Just a small correction to Quincy's comment on what journaling will
do for you -- see comment below.
From email@example.com Tue Jun 08 22:25:06 2010
From: Quincey Koziol <firstname.lastname@example.org>
Mime-Version: 1.0 (Apple Message framework v1078)
Date: Tue, 8 Jun 2010 22:27:23 -0500
To: HDF Users Discussion List <email@example.com>
Subject: Re: [Hdf-forum] Preventing file corruption from power loss
Reply-To: HDF Users Discussion List <firstname.lastname@example.org>
I am using HDF5 very happily except for occasional issues with file =
corruption. I would like to be as robust as possible to power loss at =
arbitrary times. I don't mind losing the last several seconds or even =
minutes of data, but I don't want to corrupt the file in some way that =
means I lose access to older data I have already written out. After =
working on the issue for a bit I have several ideas, and would like some =
feedback from the community on which to pursue.
1. Maybe this will just go away with the metadata journaling feature =
in 1.10? Or if it is not completely gone, I can at least run a tool to =
repair the metadata when the file is not properly closed.
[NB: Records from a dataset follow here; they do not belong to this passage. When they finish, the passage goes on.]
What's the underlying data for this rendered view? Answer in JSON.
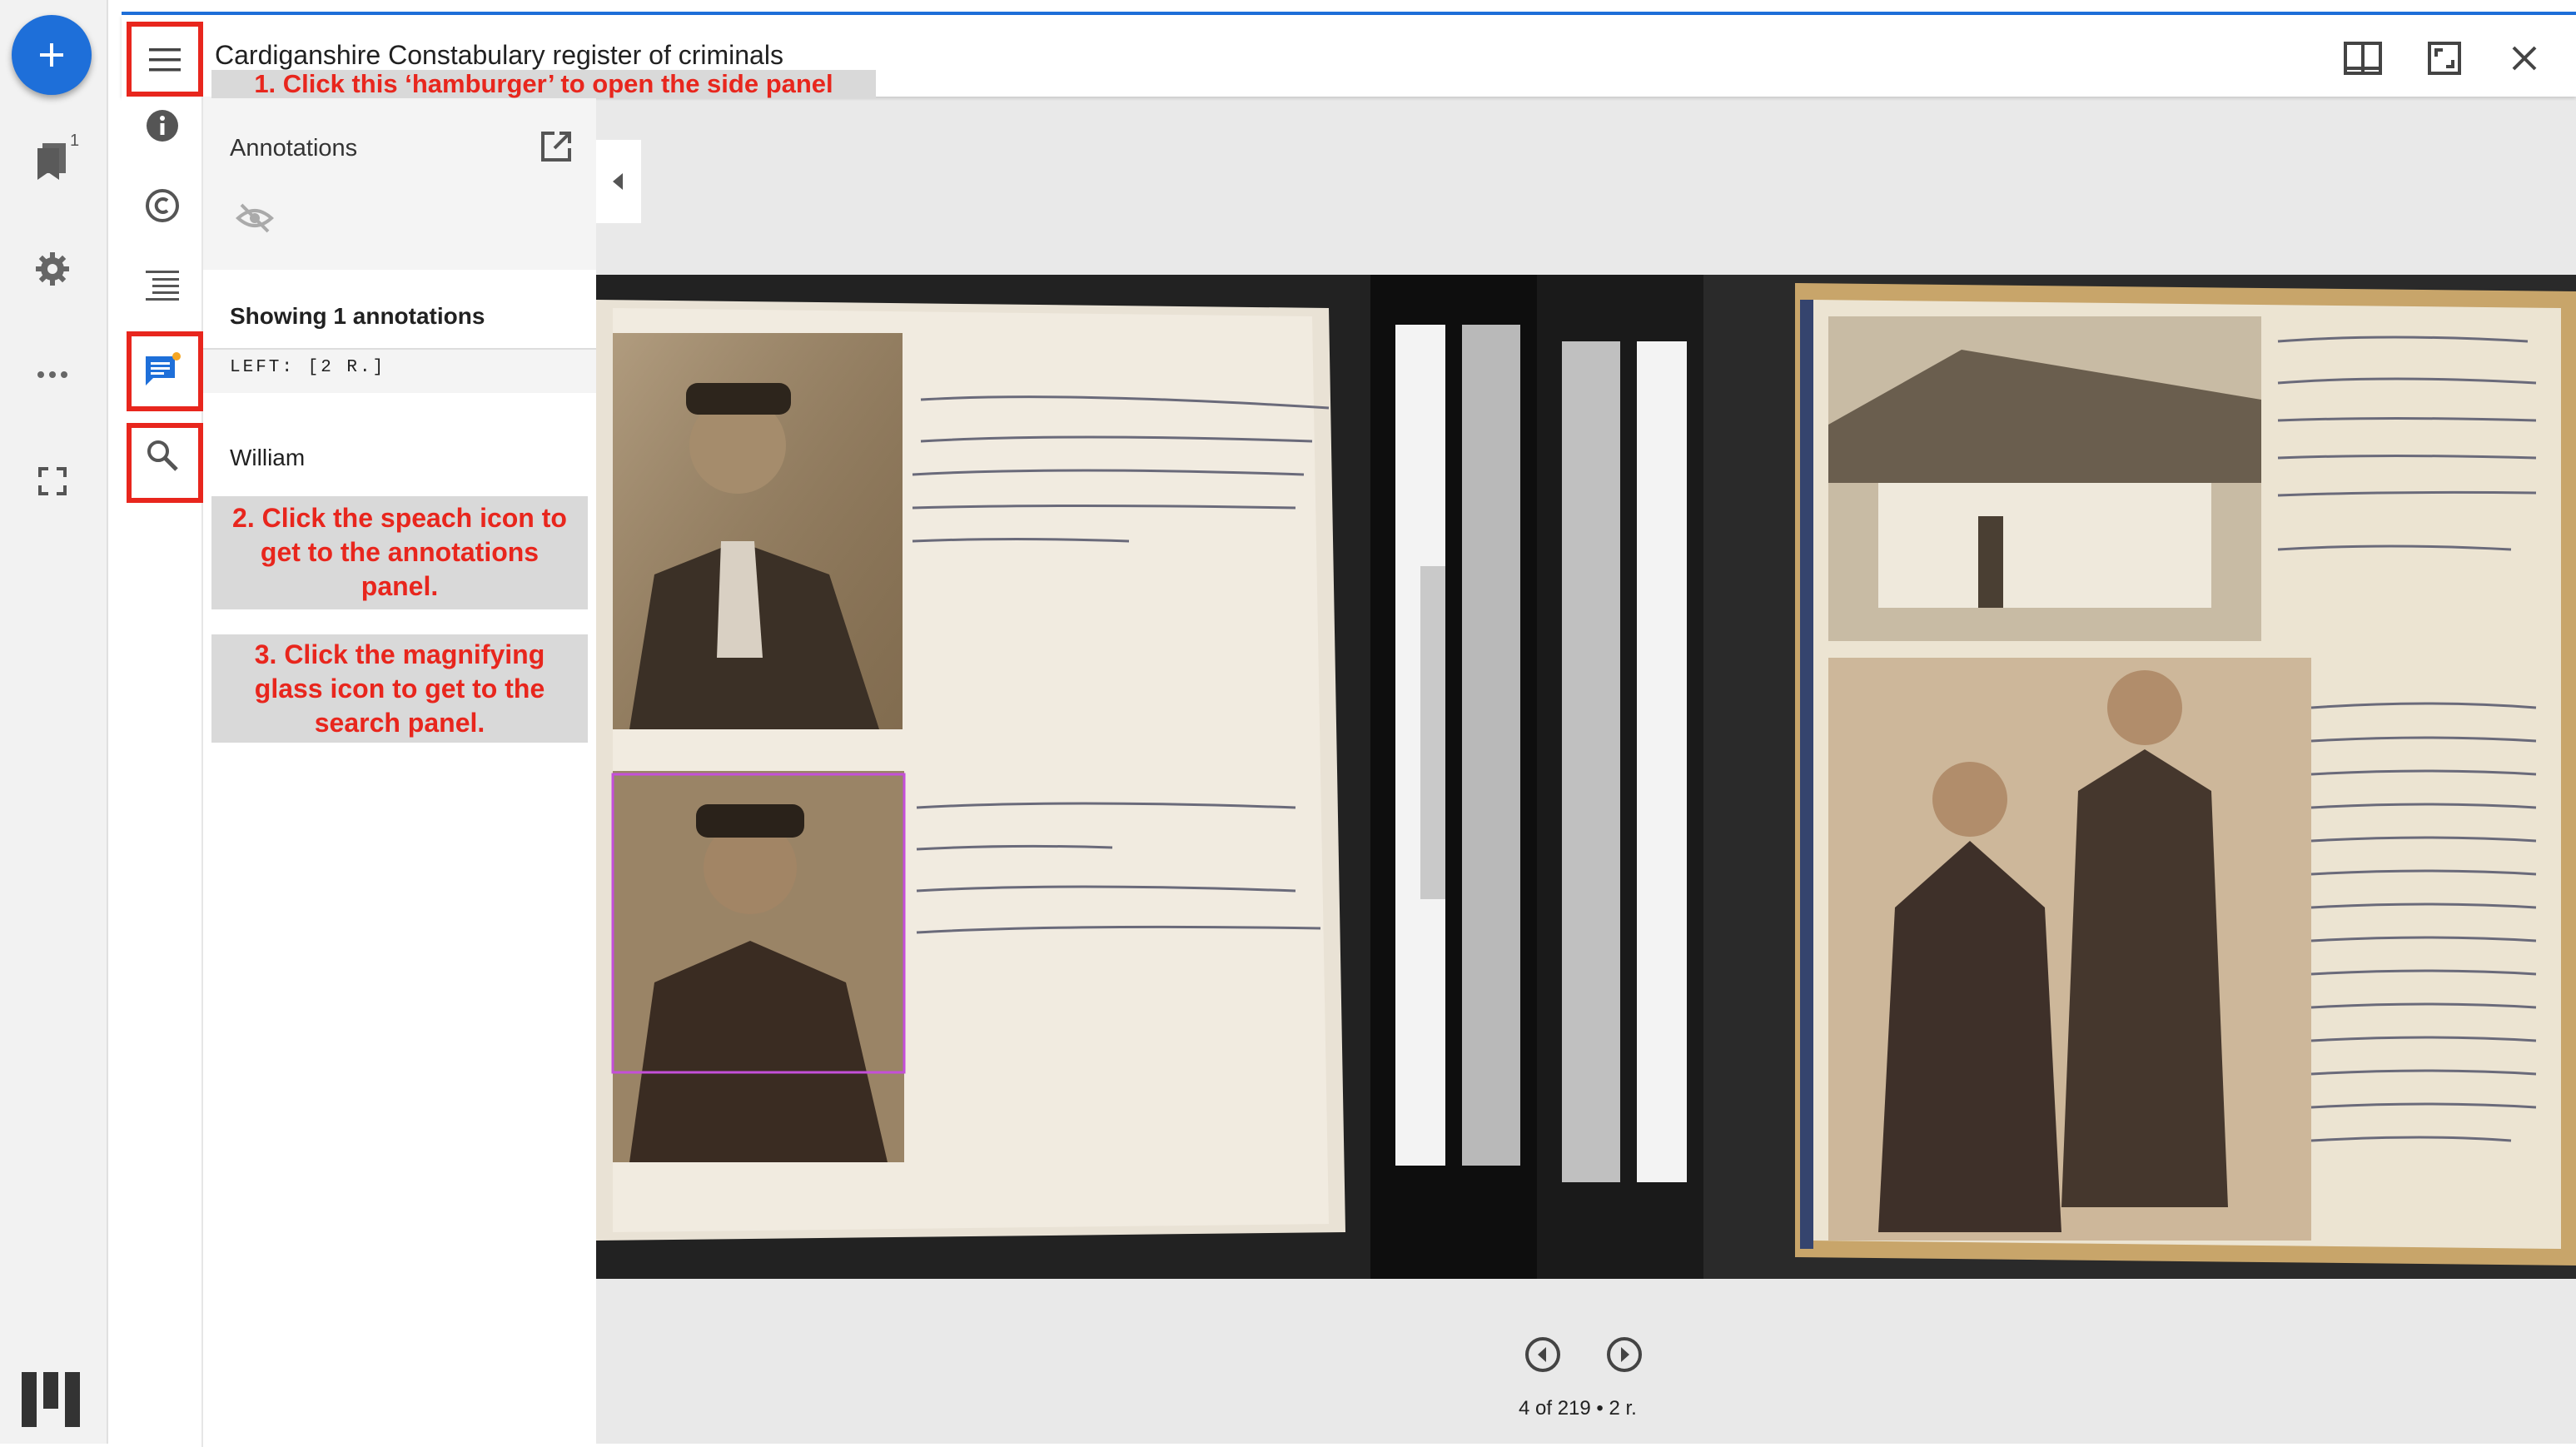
{
  "app_rail": {
    "add_icon": "plus-icon",
    "bookmark_count": "1",
    "icons": [
      "plus-icon",
      "bookmark-icon",
      "gear-icon",
      "more-horiz-icon",
      "fullscreen-icon",
      "mirador-logo"
    ]
  },
  "window": {
    "title": "Cardiganshire Constabulary register of criminals",
    "accent_color": "#1e6fd9",
    "toolbar_icons": [
      "view-layout-icon",
      "maximize-icon",
      "close-icon"
    ]
  },
  "side_strip": {
    "icons": [
      "menu-icon",
      "info-icon",
      "copyright-icon",
      "toc-icon",
      "annotations-icon",
      "search-icon"
    ]
  },
  "panel": {
    "title": "Annotations",
    "showing": "Showing 1 annotations",
    "canvas_label": "LEFT: [2 R.]",
    "annotation_text": "William"
  },
  "instructions": {
    "step1": "1. Click this ‘hamburger’ to open the side panel",
    "step2_lines": [
      "2. Click the speach icon to",
      "get to the annotations",
      "panel."
    ],
    "step3_lines": [
      "3. Click the magnifying",
      "glass icon to get to the",
      "search panel."
    ],
    "highlight_color": "#e8261d"
  },
  "viewer": {
    "page_indicator": "4 of 219 • 2 r.",
    "nav_icons": [
      "previous-icon",
      "next-icon"
    ]
  }
}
Does anyone =
have any experience with the current state of this feature? Is there =
anything outside of the metadata that won't be handled by this =
Yes, metadata journaling should address issues about file =
corruption, at least returning the file to the last API operation before =
the application aborted.
Actually, journaling will return the HDF5 file metadata to the state
indicated by the last API operation all of whose associated metadata
journal file entries have hit disk at the time of the crash.
Depending on how you configure the journal entry buffers, and what
sort of operations you are doing, this could be anywhere from thousands
of API operations, to just a few. As always, there is a trade off -- the
more up to date you require the journal file to be, the more journaling
will cost you in terms of execution time.
That said, we have done some work using AIO for journal writes which
seems to reduce the journaling overhead quite nicely. Also, syncing the
file at important points in your run may help as well, and with journaling
there shouldn't be any metadata corruption if you crash during the sync.
It will not help with updates to raw data =
(i.e. H5Dwrite) that haven't hit disk yet, though.
Very true, and a point to be considered carefully. We have discussed
journaling raw data writes as well, but so far it is just talk.
On Jun 7, 2010, at 8:42 PM, Ethan Dreyfuss wrote:
2. Maybe the behavior of H5FD_STDIO would be better than H5FD_SEC2. =
The corrupt files return "Invalid file size or file size less than =
superblock eoa. Validation stopped." when h5check is run on them. I =
found a reference to what I think is this particular issue here: =
http://www.hdfgroup.org/HDF5/doc/TechNotes/VFL.html#SEC21 Alternatively =
maybe I can just repair my files by writing a new EOF marker or changing =
the EOA marker. But then again, this may be the first problem h5check =
finds but not the only problem with the file.
3. Use H5FD_SPLIT, and make periodic backups of the metadata portion =
of the file. I started experimenting with this option but I got some =
odd results. Before I spend too much more time on this I'd like to know =
that this actually does make sense given what gets stored in which file. =
My datasets are only expanding, so I'm hoping that an older metadata =
file would still provide correct information for accessing objects in a =
data file that has some additional data (possibly partially) written to =
it. What I saw though was that while I could still open the file, some =
datasets seemed to be missing. Does the layout of the data portion =
change over time if I never delete data? I do overwrite data, so maybe =
chunks get shuffled around whenever they are actually stored. Also is =
there a way to use h5repack or a similar utility to put split files back =
into a single file that can be opened with the SEC2 VFD?
Using another file driver probably won't help, since the state =
of the metadata structures on disk could still be inconsistent.
Other suggestions are of course welcome. Thanks for all the great =
work on HDF5.
If you have memory to spare, you could "cork the cache" until =
you reached a suitable point to update the metadata in the file, call =
H5Fflush(), then continue with your application. Here's a code snippet =
to cork the cache:
fapl =3D H5Pcreate(H5P_FILE_ACCESS);
mdc_config.version =3D H5AC__CURR_CACHE_CONFIG_VERSION;
mdc_config.evictions_enabled =3D FALSE;
mdc_config.incr_mode =3D H5C_incr__off;
mdc_config.decr_mode =3D H5C_decr__off;
<other calls to modify the fapl>
<H5Fopen or H5Fcreate with this fapl>
But, it is possible that the application could fail in the =
middle of flushing the cache to the file, so this has the possibility of =
not helping. Generally speaking, journaling will solve the problem =
entirely, but it's not quite here yet.
Hdf-forum is for HDF software users discussion.